I’m hoping to give this a go with some less trivial applications, and probably more importantly look to compare a production stack based around these self-contained executables vs the dependency chain that is modern Ruby application stacks.

Thanks to Nick Sieger for both writing Warbler and for helping with a few questions on the JRuby mailing list and on Twitter. Thanks also to James Abley for a few pointers on Java system properties.

Recent Projects And Talks

I’ve been pretty busy with all things GOV.UK recently but I’ve managed to get a few bits of unrelated code up and a few talks in. I’m still pretty busy so here’s a list of some of them rather than a proper blog post.

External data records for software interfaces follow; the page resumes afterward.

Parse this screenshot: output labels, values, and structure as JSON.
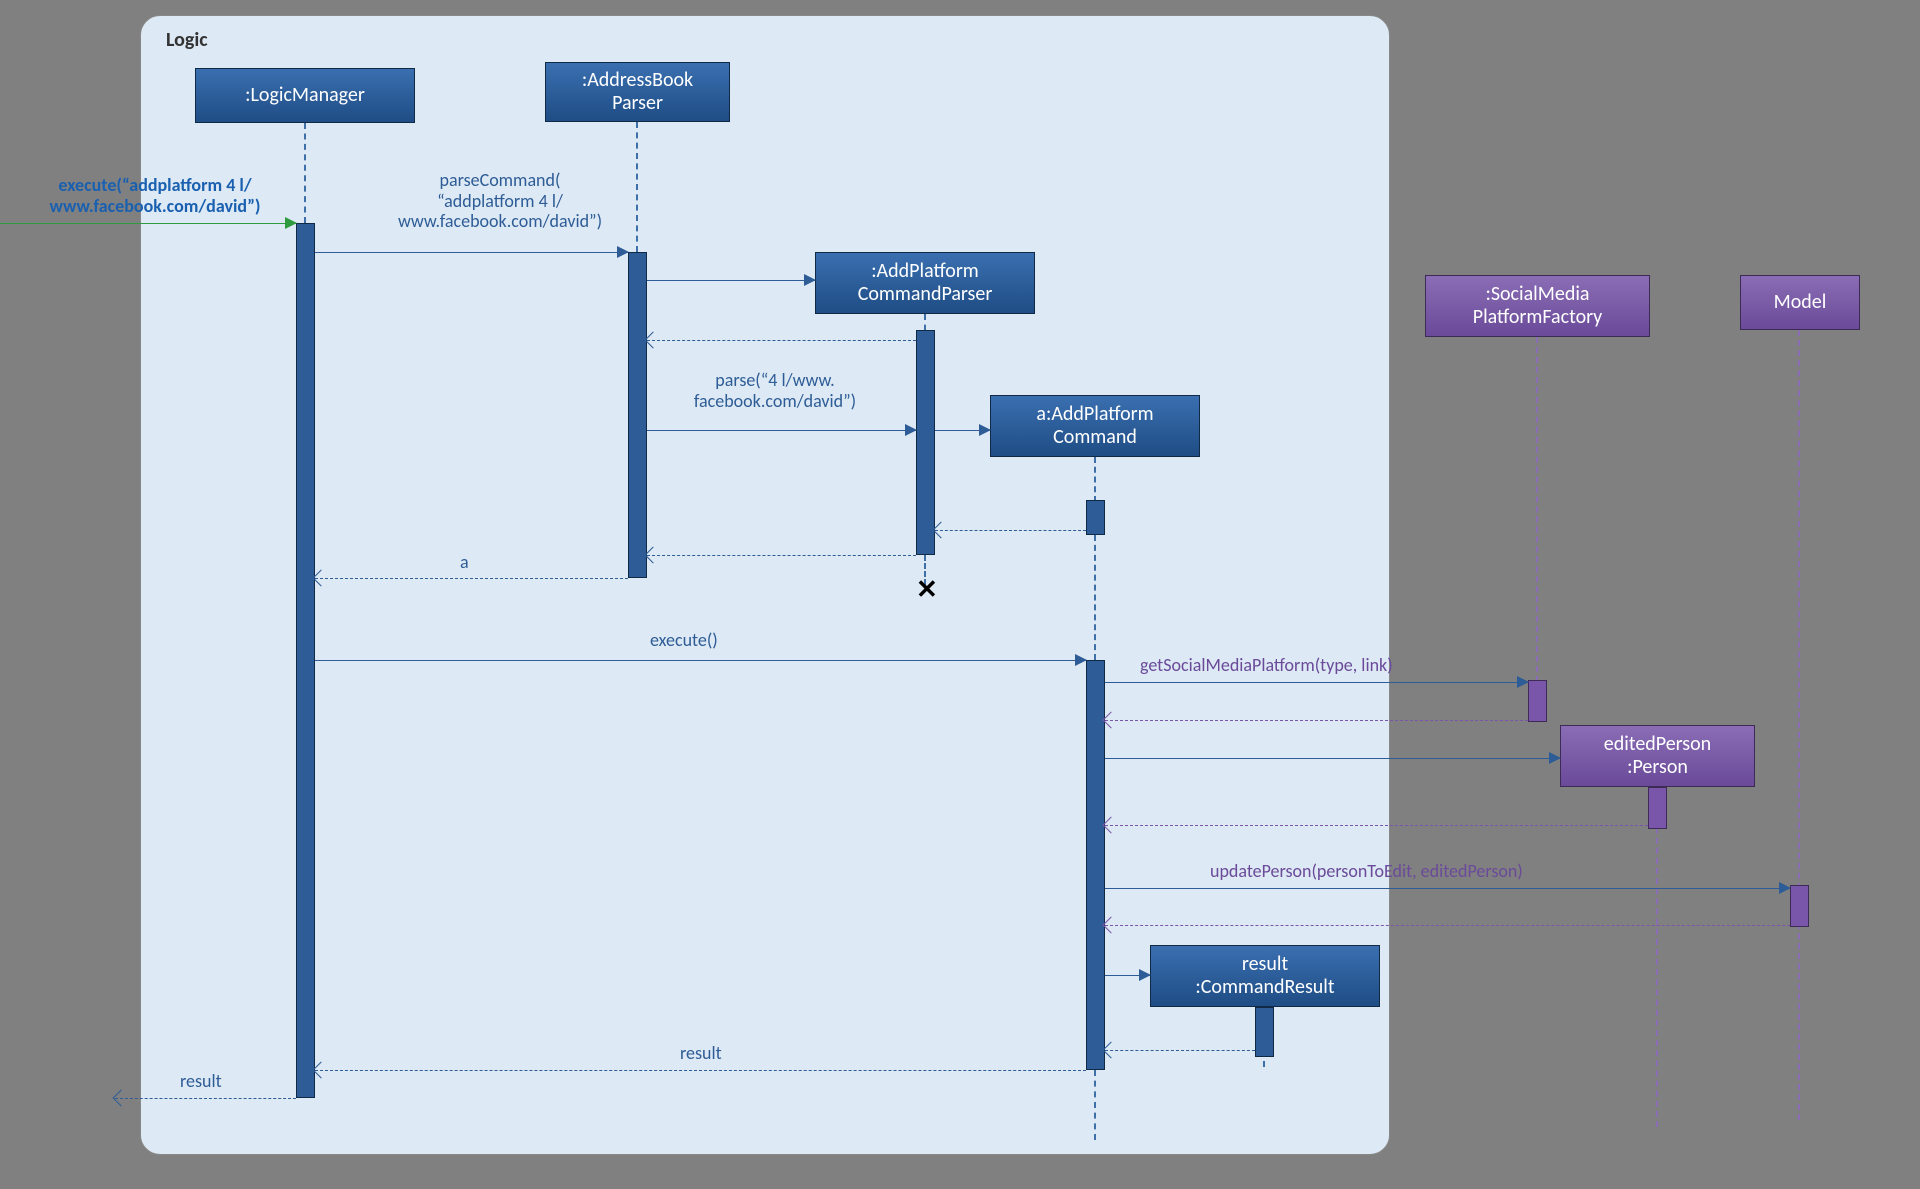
{
  "panel_label": "Logic",
  "participants": {
    "logicManager": ":LogicManager",
    "addressBookParser": ":AddressBook\nParser",
    "addPlatformCommandParser": ":AddPlatform\nCommandParser",
    "addPlatformCommand": "a:AddPlatform\nCommand",
    "commandResult": "result\n:CommandResult",
    "socialMediaFactory": ":SocialMedia\nPlatformFactory",
    "model": "Model",
    "editedPerson": "editedPerson\n:Person"
  },
  "messages": {
    "initial_execute": "execute(“addplatform 4 l/\nwww.facebook.com/david”)",
    "parseCommand": "parseCommand(\n“addplatform 4 l/\nwww.facebook.com/david”)",
    "parse": "parse(“4 l/www.\nfacebook.com/david”)",
    "return_a": "a",
    "execute": "execute()",
    "getSocialMediaPlatform": "getSocialMediaPlatform(type, link)",
    "updatePerson": "updatePerson(personToEdit, editedPerson)",
    "return_result": "result",
    "final_result": "result"
  }
}
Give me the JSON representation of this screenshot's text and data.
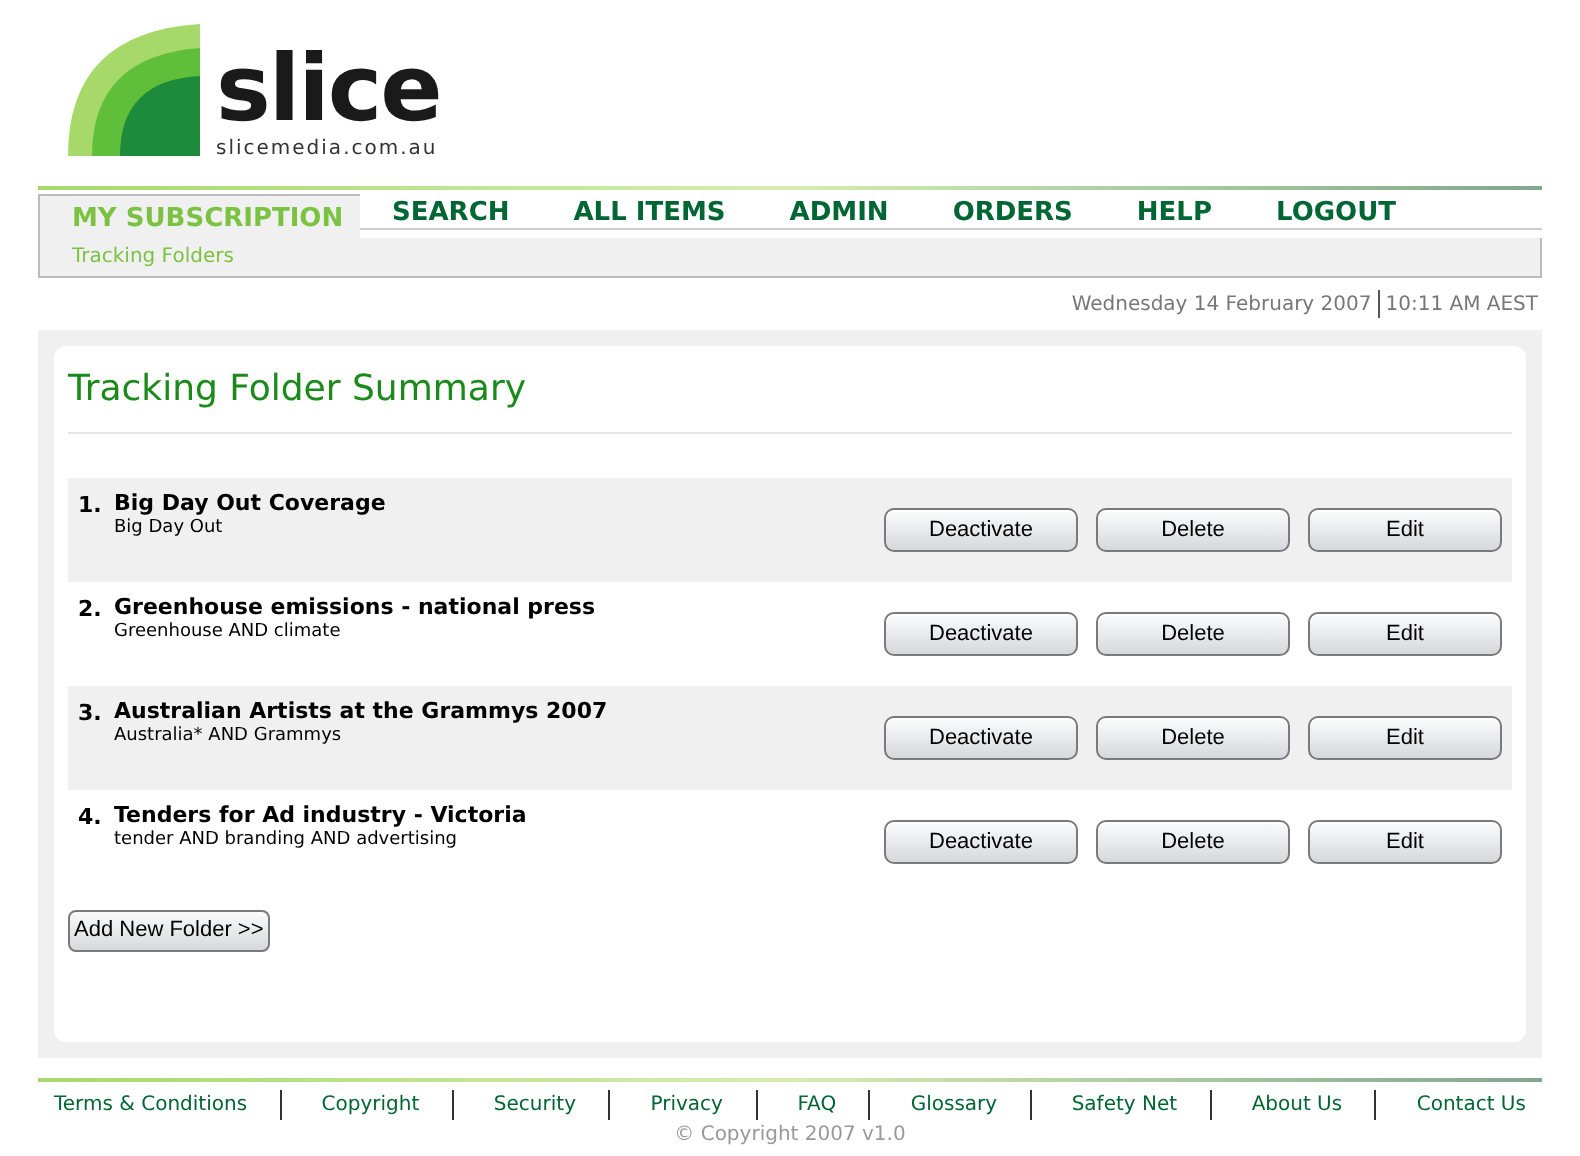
{
  "logo": {
    "wordmark": "slice",
    "domain": "slicemedia.com.au"
  },
  "nav": {
    "tabs": [
      {
        "label": "MY SUBSCRIPTION",
        "selected": true
      },
      {
        "label": "SEARCH",
        "selected": false
      },
      {
        "label": "ALL ITEMS",
        "selected": false
      },
      {
        "label": "ADMIN",
        "selected": false
      },
      {
        "label": "ORDERS",
        "selected": false
      },
      {
        "label": "HELP",
        "selected": false
      },
      {
        "label": "LOGOUT",
        "selected": false
      }
    ],
    "subnav": [
      "Tracking Folders"
    ]
  },
  "datetime": {
    "date": "Wednesday 14 February 2007",
    "time": "10:11 AM AEST"
  },
  "heading": "Tracking Folder Summary",
  "folders": [
    {
      "number": "1.",
      "title": "Big Day Out Coverage",
      "query": "Big Day Out",
      "actions": [
        "Deactivate",
        "Delete",
        "Edit"
      ]
    },
    {
      "number": "2.",
      "title": "Greenhouse emissions - national press",
      "query": "Greenhouse AND climate",
      "actions": [
        "Deactivate",
        "Delete",
        "Edit"
      ]
    },
    {
      "number": "3.",
      "title": "Australian Artists at the Grammys 2007",
      "query": "Australia* AND Grammys",
      "actions": [
        "Deactivate",
        "Delete",
        "Edit"
      ]
    },
    {
      "number": "4.",
      "title": "Tenders for Ad industry - Victoria",
      "query": "tender AND branding AND advertising",
      "actions": [
        "Deactivate",
        "Delete",
        "Edit"
      ]
    }
  ],
  "add_button": "Add New Folder >>",
  "footer": {
    "links": [
      "Terms & Conditions",
      "Copyright",
      "Security",
      "Privacy",
      "FAQ",
      "Glossary",
      "Safety Net",
      "About Us",
      "Contact Us"
    ],
    "copyright": "© Copyright 2007 v1.0"
  }
}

  • Puppet Data Mining talk from last weeks PuppetCamp in Edinburgh.
  • Introducting Web Operations talk I gave at work to give my mainly non-development colleagues an idea about what it’s all about.
  • Learning from building GOV.UK talk I gave a month back or so to Cambridge Geek Night. We did an excellent full project retrospective after the beta launch and this lists some of the things we learnt.

After someone bugged me on Twitter I realised the small bit of code we’ve been using for our Nagios dashboard wasn’t out in the wild. So introducing Nash, a very simple high level check dashboard which screenscrapes nagiosand runs happily on Heroku.

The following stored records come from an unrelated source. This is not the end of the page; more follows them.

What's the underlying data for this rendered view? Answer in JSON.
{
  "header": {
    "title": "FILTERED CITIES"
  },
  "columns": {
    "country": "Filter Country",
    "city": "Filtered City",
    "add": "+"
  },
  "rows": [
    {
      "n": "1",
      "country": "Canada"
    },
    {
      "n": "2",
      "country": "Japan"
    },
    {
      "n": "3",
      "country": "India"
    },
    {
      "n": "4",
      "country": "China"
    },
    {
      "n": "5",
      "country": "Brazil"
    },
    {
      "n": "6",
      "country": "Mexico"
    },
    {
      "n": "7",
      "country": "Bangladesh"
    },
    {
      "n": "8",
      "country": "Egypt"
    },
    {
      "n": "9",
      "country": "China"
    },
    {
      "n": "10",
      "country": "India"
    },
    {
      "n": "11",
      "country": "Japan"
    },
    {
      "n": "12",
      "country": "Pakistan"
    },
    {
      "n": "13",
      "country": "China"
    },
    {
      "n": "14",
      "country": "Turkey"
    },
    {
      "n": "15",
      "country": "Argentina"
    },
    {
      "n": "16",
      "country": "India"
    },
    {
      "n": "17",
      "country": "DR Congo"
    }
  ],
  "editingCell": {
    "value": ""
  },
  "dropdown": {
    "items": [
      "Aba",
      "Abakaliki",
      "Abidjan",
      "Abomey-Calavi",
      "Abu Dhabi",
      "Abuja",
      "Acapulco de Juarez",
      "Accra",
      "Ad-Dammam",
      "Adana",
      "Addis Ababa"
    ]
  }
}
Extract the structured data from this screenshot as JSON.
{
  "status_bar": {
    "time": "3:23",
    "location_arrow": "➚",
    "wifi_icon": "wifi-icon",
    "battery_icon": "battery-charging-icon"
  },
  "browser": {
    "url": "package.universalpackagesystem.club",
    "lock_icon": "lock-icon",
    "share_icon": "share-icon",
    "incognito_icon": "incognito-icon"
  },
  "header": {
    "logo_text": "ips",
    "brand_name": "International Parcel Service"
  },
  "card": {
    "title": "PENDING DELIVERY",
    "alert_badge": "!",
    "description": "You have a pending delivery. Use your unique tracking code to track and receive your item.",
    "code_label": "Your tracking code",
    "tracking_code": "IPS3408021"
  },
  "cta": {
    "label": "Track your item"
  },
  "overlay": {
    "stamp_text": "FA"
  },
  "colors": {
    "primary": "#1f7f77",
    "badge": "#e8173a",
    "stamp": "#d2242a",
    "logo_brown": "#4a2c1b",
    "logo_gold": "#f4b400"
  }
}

Although I’ve not been writing too much on here I’ve been keeping Devops Weekly going each week for over a year now. I’ve just crossed 3000 subscribers which is pretty neat for a pet project.

Dashboards At Gov.Uk

This is a bit of a cheat blog post really. I’ve been crazy busy all month with little time for anything except work (specifically shipping the first release of www.gov.uk). I have had a little time to blog over on the Cabinet Office blog though, about work we’ve done with dashboards.


If you’re ever looking for good little hack projects dashboards are perfect, and often hugely useful once up and running. Convincing people of this before you have a few in the office might be hard - so just build something simple in a lunch break and find a screen to put it on. We’ve had great feedback from ours, both from people wandering through the office and from our colleagues who have a better idea of what’s going on.

What's Jekyll?

Jekyll is a static site generator, an open-source tool for creating simple yet powerful websites of all shapes and sizes. From the project’s readme:

Jekyll is a simple, blog aware, static site generator. It takes a template directory […] and spits out a complete, static website suitable for serving with Apache or your favorite web server. This is also the engine behind GitHub Pages, which you can use to host your project’s page or blog right here from GitHub.

It’s an immensely useful tool and one we encourage you to use here with Hyde.

Find out more by visiting the project on GitHub.